According to a recent press release, Microsoft is plotting a huge vision for a modern SOA platform.

Microsoft unveils an ambitious roadmap for its SOA vision, to bridge “software+services”, and to take composite applications mainstream. The company announces multi-year investment in “Oslo” and launches new SOA resources for IT professionals.

It is the first time Microsoft has outlined how it plans to integrate its emerging SOA platform and its software-plus-services initiatives.

Building on the technology available today, the “Oslo” advancements will be delivered through Microsoft server and tools products in five key areas:

  • Server - Microsoft BizTalk Server “6” will continue to provide a core foundation for distributed and highly scalable SOA and BPM solutions, and deliver the capability to develop, manage and deploy composite applications.
  • Services. - BizTalk Services “1” will offer a commercially supported release of Web-based services enabling hosted composite applications that cross organizational boundaries. This release will include advanced messaging, identity and workflow capabilities.
  • Framework - The Microsoft .NET Framework “4” release will further enable model-driven development with Windows Communication Foundation (WCF) and Windows Workflow Foundation (WF).
  • Tools - New technology planned for Visual Studio “10” will make significant strides in end-to-end application life-cycle management through new tools for model-driven design of distributed applications.
  • Repository - There will also be investments in aligning the metadata repositories across the Server and Tools product sets. Microsoft System Center “5,” Visual Studio “10” and BizTalk Server “6” will utilize a repository technology for managing, versioning and deploying models.

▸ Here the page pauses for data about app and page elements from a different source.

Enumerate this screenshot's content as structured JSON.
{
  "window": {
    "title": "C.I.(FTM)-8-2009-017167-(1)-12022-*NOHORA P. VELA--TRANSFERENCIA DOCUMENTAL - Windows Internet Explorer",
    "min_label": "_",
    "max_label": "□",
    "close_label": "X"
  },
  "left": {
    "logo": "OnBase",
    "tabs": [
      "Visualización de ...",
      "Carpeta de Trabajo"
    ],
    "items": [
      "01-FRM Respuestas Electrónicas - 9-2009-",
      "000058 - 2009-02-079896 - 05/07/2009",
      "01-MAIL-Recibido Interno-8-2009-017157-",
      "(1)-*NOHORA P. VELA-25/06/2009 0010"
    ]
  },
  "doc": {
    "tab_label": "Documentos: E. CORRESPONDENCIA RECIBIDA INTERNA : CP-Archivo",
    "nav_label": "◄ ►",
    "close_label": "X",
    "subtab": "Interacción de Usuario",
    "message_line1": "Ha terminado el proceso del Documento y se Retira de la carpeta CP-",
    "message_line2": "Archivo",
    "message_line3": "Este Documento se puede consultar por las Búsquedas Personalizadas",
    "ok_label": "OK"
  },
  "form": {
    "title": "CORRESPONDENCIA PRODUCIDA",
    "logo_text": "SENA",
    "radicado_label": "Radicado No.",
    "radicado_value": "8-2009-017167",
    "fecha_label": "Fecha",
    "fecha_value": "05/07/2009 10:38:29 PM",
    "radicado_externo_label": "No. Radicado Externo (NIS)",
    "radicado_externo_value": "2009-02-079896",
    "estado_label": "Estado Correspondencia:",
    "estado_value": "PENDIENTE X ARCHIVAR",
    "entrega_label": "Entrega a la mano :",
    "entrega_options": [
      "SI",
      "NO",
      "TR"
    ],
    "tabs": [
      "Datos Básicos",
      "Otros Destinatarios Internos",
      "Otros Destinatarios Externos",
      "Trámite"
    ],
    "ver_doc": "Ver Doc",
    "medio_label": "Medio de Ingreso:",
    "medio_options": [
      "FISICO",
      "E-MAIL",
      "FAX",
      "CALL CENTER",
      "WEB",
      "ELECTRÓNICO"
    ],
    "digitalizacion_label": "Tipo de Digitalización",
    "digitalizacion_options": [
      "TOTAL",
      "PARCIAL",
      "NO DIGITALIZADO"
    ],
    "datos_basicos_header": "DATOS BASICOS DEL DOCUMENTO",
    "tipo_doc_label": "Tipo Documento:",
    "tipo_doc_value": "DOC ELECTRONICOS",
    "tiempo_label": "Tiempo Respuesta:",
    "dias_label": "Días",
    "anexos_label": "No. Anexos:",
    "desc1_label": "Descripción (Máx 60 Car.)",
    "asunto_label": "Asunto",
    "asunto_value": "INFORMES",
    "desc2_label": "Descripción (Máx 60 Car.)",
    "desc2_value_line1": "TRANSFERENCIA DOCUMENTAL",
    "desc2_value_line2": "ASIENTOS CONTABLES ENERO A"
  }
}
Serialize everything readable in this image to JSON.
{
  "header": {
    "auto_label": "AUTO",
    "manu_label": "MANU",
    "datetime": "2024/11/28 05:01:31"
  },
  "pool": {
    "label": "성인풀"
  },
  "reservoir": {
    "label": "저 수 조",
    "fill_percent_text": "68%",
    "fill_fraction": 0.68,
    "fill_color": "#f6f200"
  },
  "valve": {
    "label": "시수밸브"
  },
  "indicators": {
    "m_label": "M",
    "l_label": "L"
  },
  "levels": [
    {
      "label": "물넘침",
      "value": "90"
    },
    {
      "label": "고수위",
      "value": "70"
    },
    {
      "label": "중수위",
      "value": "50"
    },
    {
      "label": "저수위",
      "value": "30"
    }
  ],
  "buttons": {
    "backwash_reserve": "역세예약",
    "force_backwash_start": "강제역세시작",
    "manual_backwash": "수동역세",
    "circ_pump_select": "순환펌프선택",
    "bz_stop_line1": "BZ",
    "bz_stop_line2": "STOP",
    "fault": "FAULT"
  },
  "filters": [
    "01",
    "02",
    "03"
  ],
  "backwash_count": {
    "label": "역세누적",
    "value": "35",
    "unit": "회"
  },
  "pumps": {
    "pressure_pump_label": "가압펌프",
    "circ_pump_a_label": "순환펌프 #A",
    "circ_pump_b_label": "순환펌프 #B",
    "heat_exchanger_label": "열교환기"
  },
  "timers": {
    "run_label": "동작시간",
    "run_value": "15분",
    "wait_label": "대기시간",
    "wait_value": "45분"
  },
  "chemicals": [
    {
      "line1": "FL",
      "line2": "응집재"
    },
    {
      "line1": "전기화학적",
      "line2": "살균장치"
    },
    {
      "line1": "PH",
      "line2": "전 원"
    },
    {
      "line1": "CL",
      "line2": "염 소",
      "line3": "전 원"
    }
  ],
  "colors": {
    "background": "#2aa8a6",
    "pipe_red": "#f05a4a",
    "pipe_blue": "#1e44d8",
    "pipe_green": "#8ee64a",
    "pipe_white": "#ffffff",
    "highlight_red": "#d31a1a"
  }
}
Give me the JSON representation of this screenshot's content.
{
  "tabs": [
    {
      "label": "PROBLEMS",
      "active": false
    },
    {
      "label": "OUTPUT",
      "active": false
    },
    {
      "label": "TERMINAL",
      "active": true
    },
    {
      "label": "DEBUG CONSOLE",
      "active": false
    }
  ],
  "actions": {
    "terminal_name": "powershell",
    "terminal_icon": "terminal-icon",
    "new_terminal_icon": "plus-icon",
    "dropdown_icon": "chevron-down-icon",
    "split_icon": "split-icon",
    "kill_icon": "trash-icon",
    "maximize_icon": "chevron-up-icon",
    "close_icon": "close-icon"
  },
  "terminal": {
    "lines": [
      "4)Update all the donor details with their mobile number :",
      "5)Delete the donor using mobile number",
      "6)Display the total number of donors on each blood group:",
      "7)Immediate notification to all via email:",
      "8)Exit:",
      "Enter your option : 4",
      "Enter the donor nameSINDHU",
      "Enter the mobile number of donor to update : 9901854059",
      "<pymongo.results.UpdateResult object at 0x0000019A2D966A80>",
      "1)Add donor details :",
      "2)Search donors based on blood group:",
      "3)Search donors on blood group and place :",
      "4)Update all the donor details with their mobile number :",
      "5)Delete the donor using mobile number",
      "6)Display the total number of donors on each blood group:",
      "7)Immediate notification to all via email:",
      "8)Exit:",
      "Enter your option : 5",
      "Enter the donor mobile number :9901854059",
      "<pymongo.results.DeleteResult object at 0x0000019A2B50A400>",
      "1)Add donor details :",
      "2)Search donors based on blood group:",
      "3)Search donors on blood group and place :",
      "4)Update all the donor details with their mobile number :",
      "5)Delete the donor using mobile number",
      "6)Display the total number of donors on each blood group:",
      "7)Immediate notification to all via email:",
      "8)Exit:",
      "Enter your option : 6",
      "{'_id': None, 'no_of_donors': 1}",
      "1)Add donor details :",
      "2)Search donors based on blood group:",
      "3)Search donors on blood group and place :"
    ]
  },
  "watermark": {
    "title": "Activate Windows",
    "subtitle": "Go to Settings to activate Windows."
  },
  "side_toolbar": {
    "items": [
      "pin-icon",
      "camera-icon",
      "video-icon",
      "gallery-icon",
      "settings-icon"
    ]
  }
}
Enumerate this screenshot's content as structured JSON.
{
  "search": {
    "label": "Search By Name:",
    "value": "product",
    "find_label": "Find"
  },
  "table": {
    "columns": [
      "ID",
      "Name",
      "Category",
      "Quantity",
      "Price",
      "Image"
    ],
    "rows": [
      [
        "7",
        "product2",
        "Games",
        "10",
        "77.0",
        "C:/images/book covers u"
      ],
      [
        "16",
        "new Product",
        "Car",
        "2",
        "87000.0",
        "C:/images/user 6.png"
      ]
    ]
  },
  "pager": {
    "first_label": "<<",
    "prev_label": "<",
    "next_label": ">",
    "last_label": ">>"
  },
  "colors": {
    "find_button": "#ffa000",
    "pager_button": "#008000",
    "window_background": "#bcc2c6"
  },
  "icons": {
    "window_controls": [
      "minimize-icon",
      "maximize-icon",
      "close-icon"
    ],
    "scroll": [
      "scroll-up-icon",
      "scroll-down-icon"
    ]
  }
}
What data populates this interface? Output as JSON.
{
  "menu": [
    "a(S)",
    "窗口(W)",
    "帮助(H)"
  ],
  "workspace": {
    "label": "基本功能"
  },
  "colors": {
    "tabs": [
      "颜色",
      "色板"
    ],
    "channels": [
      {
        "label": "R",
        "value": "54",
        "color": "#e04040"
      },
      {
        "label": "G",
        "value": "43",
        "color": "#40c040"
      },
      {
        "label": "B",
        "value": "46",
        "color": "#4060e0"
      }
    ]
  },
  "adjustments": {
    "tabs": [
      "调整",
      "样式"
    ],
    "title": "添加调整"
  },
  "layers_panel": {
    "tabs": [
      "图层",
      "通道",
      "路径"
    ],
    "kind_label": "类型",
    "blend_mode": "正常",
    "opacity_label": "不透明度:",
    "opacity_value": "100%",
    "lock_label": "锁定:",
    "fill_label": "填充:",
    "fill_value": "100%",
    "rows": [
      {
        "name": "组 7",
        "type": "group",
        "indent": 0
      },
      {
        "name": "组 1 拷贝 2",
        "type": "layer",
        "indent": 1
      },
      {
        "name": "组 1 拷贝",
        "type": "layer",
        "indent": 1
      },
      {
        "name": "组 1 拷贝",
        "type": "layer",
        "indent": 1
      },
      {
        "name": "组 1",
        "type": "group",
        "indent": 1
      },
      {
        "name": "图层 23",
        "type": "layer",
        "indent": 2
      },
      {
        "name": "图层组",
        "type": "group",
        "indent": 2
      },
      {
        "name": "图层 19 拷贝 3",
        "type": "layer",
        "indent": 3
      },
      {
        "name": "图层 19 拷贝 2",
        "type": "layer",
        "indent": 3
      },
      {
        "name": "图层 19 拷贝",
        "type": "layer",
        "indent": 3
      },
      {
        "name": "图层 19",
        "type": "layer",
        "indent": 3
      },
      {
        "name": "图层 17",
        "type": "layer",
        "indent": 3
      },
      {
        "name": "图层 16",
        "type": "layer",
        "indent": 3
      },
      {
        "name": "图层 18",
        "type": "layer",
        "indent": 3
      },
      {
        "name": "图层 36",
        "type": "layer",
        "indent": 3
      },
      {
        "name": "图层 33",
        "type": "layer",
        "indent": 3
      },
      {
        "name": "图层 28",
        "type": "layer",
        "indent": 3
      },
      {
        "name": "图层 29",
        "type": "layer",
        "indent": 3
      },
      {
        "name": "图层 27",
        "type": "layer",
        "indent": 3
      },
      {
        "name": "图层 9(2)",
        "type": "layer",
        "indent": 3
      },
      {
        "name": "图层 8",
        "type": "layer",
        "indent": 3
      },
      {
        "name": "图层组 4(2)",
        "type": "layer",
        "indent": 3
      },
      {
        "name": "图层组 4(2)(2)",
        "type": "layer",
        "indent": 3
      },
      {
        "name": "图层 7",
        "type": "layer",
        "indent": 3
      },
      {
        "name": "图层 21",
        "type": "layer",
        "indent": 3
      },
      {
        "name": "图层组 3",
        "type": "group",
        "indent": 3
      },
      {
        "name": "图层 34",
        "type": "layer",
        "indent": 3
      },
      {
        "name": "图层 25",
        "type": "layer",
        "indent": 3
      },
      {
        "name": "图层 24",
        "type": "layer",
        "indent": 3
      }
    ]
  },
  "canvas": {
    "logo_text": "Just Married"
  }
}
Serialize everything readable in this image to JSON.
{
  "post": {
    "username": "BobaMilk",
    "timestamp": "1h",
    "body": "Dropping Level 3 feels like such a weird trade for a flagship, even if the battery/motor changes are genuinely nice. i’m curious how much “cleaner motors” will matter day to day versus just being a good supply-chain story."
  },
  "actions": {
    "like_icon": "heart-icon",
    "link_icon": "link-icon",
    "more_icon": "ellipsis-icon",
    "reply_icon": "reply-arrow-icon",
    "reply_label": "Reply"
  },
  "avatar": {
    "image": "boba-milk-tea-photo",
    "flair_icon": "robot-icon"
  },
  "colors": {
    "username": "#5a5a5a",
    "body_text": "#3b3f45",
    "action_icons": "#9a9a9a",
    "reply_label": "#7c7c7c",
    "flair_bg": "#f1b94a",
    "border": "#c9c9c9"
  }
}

But one important missing thing from the “Oslo” pitch is a release date for the planned products, which are clearly being scheduled for delivery once the current clutch of planned new server and tools software are out the door next February.

One report (PDF) has Oslo at sometime in 2009. That means Microsoft's server and tools will slip even further behind important rivals IBM, Oracle, SAP and even tiny BEA Systems in middleware.